He also heard Belmont Abbey did not return for the second half.
"Oh, my God," Ruvo whispered in muffled astonishment.
Then he tried to rationalize the task he and his teammates with face when the Eagles play at Clemson Sunday in a 2 p.m. NCAA soccer semifinal.
"Well, I know Virginia lost to them only 2-0 and we beat Virginia (1-0) in not one of our better performances," Ruvo said. "I think with a good effort we'll be close to them.
"No.It won't be high-scoring. Maybe 1-0 or 2-1. Hopefully us."
Ruvo obviously must have a hand or two in the situation if American is to tame the Tiger attack. Thus far the 6-foot-2, 205-pound junior has been a surprising success in the nets, posting a 12-0-2 record and allowing just seven goals since becoming a starter early in the season.
With the help of a solid fullback corps, Ruvo has posted a school-record nine shutouts -- the last six in a string in which American captured the Capital Collegiate, East Coast Conference and South Atlantic Region title. American, unbeaten now in 16 straight games -- also a school mark -- carries a 14-2-4 record, a No. 15 national ranking into the semifinal match.
Ruvo's performances could hardly have been expected in August, especially when the Burlington County (N.J.) College transfer fractured his ankle the second day of practice while running a cross country course. He was mostly recovered within three weeks, but by then AU Coach Pete Mehlert had decided that another junior, Eric Berezin, would be the starting keeper.
"It was a painful decision for me, going with Berezin or Ruvo," said Mehlert. "But Eric had an outstanding indoor and spring season and he kept it up, so it was only fair to start him until he played himself out of it. But he never did."
Berezin, however, was lost for the season when he fractured his wrist against Temple Oct. 13 and Ruvo, who had been moved into a rotation with Berezin, quickly settled into a permanent starting role.
"Eric has played pretty good at the beginning," Ruvo recalled. "I guess the bad luck on his part was a break for me.
"Knowing I'll start every game has relieved a certain pressure," said Ruvo, who transfered to AU with Burlington teammate Terry Schrider, a junior college All-American back. "Now I can prepare directly for something I need to know about the other team's style and not have to worry about winning out my position."
Ruvo is confident he can do the job against Clemson. He has been in the pressure cooker before. In two years at Burlington his team posted records of 15-2-3 and 13-2-1. In 1977 the Panthers advanced to the national junior collee quarterfinals; in 1978 they were eliminated in six overtimes in the regional semifinals. Ruvo also set the Burlington record for shutouts last year with nine.

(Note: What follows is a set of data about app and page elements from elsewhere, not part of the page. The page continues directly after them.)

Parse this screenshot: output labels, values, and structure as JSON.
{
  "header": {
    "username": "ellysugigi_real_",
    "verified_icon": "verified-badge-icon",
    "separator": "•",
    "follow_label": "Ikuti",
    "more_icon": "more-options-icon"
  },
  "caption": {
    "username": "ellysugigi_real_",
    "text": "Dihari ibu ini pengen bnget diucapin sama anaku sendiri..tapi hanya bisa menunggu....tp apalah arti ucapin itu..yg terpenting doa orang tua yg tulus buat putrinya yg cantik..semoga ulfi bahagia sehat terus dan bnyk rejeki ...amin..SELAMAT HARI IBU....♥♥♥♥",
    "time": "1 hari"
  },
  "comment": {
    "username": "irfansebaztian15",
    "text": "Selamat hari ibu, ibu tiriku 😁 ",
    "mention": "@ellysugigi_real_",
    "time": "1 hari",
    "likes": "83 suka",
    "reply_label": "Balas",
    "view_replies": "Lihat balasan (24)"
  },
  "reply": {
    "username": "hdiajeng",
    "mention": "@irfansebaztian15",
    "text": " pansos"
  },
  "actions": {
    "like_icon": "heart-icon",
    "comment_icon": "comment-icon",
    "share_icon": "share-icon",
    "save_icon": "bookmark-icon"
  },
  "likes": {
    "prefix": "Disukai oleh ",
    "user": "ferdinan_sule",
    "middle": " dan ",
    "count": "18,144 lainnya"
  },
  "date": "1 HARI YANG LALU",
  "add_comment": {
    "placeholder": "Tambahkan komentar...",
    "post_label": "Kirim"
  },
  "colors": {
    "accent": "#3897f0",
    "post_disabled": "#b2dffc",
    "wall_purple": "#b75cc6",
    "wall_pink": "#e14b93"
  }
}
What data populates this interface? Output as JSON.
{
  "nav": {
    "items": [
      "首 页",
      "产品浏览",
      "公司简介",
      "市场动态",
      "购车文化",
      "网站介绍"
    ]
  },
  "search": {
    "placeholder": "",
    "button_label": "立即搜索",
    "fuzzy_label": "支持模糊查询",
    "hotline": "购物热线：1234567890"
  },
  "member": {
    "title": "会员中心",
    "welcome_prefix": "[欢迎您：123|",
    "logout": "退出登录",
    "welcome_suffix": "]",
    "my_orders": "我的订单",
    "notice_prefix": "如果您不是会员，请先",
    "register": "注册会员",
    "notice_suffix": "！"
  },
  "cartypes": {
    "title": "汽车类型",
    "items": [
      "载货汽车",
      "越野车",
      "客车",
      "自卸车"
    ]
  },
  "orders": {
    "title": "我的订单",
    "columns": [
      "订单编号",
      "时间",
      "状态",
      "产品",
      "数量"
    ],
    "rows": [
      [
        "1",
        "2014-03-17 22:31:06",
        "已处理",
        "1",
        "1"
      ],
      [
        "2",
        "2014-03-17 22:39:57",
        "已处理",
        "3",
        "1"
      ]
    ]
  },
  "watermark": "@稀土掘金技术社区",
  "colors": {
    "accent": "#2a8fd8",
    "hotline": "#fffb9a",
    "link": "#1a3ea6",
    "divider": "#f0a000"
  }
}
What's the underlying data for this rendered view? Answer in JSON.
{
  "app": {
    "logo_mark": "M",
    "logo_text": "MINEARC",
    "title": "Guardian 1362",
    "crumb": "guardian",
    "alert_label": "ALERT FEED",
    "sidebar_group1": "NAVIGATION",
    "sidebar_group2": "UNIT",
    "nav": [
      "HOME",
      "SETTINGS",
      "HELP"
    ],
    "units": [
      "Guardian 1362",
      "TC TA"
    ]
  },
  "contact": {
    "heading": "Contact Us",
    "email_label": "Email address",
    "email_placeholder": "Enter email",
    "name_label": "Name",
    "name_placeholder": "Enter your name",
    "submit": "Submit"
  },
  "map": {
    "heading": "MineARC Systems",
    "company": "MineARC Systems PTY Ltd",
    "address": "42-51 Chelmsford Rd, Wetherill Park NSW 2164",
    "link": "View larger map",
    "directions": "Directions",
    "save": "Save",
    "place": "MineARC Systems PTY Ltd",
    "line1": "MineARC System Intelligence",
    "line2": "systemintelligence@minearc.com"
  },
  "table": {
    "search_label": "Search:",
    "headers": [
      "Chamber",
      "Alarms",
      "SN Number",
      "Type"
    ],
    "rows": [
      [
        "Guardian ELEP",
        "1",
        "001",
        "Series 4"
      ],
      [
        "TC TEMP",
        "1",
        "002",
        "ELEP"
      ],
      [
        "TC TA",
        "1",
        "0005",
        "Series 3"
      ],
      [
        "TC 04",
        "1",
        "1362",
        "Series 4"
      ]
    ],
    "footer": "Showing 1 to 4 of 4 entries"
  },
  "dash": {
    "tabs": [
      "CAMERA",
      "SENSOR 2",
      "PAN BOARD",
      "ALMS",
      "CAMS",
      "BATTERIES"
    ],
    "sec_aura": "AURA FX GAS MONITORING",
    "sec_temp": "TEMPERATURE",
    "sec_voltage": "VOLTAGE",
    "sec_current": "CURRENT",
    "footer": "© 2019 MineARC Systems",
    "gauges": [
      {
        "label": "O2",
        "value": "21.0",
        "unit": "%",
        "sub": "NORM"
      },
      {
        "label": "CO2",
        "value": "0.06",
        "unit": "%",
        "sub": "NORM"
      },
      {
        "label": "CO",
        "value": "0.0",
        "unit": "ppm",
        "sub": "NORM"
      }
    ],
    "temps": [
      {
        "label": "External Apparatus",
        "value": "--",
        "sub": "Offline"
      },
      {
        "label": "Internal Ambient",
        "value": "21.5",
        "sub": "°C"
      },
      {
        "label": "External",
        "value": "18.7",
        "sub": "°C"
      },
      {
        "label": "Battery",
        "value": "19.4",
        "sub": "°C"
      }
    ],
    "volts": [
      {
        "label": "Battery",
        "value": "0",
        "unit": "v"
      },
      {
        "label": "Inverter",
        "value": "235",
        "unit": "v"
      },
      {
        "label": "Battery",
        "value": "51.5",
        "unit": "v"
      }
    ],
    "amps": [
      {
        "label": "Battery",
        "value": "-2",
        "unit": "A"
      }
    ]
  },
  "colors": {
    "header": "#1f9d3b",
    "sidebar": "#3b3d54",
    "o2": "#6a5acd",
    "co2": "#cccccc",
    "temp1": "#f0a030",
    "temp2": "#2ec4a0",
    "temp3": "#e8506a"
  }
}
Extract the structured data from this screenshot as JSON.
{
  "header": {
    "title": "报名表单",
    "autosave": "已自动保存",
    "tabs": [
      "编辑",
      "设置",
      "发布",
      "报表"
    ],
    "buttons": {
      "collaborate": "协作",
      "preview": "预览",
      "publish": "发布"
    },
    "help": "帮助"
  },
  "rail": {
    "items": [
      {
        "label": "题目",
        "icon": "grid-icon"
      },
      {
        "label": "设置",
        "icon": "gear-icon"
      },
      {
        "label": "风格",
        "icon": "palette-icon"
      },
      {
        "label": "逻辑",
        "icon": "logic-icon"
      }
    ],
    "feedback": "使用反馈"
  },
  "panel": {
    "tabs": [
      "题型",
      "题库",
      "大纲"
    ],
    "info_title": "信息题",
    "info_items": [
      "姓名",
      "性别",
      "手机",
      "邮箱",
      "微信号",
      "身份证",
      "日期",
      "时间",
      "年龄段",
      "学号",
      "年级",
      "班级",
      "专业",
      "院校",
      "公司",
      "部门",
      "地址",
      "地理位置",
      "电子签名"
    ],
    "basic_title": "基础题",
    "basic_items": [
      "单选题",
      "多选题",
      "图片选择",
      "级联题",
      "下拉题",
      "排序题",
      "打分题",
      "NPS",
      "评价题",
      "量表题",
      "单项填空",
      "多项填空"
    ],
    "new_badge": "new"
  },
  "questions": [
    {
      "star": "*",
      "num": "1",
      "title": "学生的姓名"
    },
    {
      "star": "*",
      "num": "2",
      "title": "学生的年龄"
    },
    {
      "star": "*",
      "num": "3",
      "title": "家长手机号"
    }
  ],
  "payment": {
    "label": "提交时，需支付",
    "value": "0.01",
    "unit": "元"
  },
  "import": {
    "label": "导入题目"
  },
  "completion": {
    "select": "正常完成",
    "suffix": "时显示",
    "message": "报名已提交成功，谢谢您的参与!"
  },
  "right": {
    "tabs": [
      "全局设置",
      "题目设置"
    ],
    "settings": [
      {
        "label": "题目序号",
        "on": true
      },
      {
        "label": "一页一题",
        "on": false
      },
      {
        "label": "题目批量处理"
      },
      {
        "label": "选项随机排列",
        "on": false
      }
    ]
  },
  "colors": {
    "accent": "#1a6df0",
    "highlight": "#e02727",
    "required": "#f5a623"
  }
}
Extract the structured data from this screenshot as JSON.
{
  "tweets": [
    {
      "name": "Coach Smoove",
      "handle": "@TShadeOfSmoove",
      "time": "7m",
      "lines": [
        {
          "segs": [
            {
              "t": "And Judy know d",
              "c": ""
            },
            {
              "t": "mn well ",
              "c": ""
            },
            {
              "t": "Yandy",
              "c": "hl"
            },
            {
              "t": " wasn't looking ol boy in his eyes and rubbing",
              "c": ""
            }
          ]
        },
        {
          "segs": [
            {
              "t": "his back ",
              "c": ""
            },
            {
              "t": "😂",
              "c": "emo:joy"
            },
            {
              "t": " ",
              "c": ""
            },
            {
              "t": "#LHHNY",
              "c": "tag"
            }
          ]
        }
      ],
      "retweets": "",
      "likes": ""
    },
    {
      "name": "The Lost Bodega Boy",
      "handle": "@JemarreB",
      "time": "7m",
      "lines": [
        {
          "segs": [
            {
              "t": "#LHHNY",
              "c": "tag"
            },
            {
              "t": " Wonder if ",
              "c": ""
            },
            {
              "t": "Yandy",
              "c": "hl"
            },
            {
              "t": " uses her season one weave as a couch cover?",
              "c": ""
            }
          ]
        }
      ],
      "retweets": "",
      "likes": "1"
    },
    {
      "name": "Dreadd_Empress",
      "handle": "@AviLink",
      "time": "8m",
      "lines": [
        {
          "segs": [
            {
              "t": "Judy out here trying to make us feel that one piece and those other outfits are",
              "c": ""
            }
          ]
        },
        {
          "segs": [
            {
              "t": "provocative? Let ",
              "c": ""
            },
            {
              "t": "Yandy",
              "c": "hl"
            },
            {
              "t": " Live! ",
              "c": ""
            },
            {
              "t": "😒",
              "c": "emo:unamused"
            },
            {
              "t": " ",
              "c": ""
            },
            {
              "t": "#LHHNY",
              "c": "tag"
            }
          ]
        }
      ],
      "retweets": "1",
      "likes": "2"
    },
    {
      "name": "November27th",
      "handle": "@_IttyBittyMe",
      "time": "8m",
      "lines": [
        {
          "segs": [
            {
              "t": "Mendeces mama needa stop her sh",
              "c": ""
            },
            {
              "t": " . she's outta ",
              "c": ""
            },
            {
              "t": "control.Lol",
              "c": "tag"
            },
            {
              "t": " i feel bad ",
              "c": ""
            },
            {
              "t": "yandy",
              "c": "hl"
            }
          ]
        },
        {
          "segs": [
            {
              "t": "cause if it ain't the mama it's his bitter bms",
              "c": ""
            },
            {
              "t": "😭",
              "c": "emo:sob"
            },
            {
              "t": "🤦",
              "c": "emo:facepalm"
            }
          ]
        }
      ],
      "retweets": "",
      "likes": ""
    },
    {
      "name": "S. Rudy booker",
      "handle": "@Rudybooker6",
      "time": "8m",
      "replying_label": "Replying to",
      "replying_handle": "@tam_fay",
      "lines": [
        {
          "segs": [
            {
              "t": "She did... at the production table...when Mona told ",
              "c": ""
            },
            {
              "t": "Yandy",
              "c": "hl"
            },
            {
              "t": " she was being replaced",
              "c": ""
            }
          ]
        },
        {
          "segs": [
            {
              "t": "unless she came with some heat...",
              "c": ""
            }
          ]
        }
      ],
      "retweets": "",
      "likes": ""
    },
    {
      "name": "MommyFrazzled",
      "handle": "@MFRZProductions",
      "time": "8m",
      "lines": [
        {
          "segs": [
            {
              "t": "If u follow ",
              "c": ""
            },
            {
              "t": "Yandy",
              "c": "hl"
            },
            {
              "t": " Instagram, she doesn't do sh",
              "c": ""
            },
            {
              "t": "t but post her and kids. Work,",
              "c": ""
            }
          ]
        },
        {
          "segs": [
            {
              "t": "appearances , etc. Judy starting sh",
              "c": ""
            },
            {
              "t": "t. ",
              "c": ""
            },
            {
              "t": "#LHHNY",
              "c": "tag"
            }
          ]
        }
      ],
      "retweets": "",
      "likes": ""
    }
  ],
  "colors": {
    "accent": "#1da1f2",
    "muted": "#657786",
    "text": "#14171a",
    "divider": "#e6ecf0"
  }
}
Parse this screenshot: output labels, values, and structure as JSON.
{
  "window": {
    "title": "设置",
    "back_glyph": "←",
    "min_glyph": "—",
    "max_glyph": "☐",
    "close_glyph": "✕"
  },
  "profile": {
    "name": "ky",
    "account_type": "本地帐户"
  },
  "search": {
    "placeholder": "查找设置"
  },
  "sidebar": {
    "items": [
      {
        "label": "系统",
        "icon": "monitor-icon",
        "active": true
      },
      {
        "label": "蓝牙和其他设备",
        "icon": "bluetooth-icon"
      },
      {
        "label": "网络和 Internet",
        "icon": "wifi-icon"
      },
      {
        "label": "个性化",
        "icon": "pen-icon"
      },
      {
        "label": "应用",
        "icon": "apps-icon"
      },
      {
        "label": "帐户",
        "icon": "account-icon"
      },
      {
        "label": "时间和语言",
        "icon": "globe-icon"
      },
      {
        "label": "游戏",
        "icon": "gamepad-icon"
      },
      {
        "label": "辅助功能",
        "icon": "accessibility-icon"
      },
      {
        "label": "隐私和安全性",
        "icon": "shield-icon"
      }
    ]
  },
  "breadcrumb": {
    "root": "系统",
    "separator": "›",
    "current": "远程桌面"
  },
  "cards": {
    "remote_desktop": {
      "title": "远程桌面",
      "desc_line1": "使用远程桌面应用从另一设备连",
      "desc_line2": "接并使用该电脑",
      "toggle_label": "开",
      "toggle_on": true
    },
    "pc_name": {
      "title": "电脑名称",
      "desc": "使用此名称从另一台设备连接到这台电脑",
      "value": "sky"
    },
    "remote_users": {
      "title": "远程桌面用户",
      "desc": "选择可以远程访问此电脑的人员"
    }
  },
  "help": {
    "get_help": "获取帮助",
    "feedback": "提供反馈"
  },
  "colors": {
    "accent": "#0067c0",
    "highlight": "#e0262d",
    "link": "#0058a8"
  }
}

This season Ruvo, who was ECC player of the week Oct. 29., has been aided immensely by backs Scott Turner, Charlie Davis, Tom Tague, Alex Kozlov and reserves Keith Tabatznik and Schrider. The AU defense has limited its opponents to an average of five shots per game, making the goalie's job that much easier.
The Eagles' closest call during their undefeated streak came Nov. 14 in a rematch with Temple for the ECC East Section title. The game went into four overtimes before American came out ahead on penalty kicks. Ruvo stopped two of Temple's three penalty shots to help clinch the win.
Turner, who missed last year's 4-0 Southern Region semifinal loss to Clemson with a knee injury, is coming off a sprained ankle and Kozlov is battling mononucleosis. Both will be needed to keep Clemson's Nwockocha football placekicker Obed Ariri (13 goals) and Mo Tinsley (11) from launching too many bullets in Ruvo's direction.
"Personally, I like the pressure," Ruvo said. "A game like this is so important you naturally get up for it. This will be my time to make or break the team. I haven't had a whole lot of opportunities to do that his season."